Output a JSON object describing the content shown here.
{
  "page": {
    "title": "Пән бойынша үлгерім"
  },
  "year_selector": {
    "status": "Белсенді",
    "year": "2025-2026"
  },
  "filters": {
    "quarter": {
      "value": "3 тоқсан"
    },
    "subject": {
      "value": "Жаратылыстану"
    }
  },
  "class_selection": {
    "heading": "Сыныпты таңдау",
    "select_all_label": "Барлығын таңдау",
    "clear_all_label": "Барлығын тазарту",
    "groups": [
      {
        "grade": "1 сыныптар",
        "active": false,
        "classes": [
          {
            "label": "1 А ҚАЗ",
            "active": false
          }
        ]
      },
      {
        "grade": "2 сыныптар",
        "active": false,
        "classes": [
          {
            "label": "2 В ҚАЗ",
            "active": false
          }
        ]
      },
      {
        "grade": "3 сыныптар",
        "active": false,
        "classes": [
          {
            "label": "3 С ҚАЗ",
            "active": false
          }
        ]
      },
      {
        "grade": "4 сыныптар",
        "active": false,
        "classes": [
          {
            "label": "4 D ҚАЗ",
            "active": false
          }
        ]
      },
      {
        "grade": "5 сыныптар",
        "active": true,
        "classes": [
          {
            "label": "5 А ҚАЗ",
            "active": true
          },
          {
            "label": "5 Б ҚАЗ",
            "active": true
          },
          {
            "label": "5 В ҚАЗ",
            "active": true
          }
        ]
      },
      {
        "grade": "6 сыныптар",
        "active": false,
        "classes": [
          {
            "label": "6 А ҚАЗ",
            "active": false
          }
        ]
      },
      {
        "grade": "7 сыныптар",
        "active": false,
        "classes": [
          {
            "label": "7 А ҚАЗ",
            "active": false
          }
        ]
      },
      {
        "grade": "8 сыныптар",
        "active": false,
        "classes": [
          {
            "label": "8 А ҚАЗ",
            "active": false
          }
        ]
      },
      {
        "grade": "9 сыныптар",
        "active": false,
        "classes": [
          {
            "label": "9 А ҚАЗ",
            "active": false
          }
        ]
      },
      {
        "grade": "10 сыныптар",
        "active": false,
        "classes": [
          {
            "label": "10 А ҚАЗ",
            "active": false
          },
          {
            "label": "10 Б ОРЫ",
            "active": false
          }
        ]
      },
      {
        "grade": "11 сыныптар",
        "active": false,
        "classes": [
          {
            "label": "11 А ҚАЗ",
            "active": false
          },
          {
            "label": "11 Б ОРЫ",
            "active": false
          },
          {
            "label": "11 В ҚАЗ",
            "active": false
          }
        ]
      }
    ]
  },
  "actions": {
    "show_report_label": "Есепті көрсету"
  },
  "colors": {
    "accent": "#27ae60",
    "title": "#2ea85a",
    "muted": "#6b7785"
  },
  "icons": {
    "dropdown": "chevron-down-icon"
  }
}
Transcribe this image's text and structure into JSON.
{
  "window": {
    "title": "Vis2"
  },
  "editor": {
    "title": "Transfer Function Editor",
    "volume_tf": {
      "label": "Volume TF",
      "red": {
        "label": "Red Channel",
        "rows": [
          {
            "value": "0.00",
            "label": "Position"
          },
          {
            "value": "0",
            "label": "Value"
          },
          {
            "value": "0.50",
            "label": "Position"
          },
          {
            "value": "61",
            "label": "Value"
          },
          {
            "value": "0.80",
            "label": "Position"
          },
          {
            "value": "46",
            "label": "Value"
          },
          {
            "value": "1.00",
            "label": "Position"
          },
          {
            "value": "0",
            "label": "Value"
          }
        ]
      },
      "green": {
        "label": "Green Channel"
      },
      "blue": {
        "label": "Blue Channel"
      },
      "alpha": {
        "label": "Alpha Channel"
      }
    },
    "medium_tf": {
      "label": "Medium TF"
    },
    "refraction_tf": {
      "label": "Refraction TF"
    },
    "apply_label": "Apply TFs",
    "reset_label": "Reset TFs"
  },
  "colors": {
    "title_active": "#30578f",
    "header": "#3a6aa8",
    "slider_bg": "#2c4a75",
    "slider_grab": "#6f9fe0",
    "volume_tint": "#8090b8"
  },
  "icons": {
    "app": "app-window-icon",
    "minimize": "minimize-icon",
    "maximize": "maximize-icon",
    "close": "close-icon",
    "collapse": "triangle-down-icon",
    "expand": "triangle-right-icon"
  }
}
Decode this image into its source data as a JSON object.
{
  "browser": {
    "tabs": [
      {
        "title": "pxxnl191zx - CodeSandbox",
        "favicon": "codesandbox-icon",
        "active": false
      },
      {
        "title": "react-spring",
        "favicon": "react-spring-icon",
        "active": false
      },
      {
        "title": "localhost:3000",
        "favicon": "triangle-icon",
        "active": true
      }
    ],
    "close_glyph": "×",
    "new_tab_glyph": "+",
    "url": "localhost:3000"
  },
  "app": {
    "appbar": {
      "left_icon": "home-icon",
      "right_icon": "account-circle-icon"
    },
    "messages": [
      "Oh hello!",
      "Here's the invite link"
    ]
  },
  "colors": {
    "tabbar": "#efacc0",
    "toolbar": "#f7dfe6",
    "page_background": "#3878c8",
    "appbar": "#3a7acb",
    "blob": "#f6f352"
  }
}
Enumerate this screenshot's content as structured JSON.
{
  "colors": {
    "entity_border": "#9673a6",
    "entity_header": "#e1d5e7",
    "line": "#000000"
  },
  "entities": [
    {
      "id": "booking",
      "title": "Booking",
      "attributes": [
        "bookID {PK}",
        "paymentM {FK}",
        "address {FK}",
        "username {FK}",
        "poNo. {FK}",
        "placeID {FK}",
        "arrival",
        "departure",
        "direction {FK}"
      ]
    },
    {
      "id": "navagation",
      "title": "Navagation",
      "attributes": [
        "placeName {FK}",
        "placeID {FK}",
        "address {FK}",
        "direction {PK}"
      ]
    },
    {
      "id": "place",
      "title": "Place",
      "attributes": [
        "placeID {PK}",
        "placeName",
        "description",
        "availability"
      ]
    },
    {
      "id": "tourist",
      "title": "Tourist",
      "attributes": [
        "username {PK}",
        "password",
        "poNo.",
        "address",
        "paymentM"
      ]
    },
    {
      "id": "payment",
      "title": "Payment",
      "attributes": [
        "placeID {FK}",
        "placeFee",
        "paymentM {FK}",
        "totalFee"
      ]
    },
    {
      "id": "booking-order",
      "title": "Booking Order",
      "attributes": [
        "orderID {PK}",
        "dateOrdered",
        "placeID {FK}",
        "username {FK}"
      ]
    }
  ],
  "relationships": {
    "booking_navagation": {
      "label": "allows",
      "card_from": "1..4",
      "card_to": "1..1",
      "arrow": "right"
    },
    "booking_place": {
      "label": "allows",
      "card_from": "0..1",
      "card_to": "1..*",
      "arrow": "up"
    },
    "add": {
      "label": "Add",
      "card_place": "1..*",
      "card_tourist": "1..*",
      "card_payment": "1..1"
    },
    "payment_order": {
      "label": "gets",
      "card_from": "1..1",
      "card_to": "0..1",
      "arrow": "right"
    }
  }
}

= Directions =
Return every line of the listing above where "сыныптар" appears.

= Reply =
        "grade": "1 сыныптар",
        "grade": "2 сыныптар",
        "grade": "3 сыныптар",
        "grade": "4 сыныптар",
        "grade": "5 сыныптар",
        "grade": "6 сыныптар",
        "grade": "7 сыныптар",
        "grade": "8 сыныптар",
        "grade": "9 сыныптар",
        "grade": "10 сыныптар",
        "grade": "11 сыныптар",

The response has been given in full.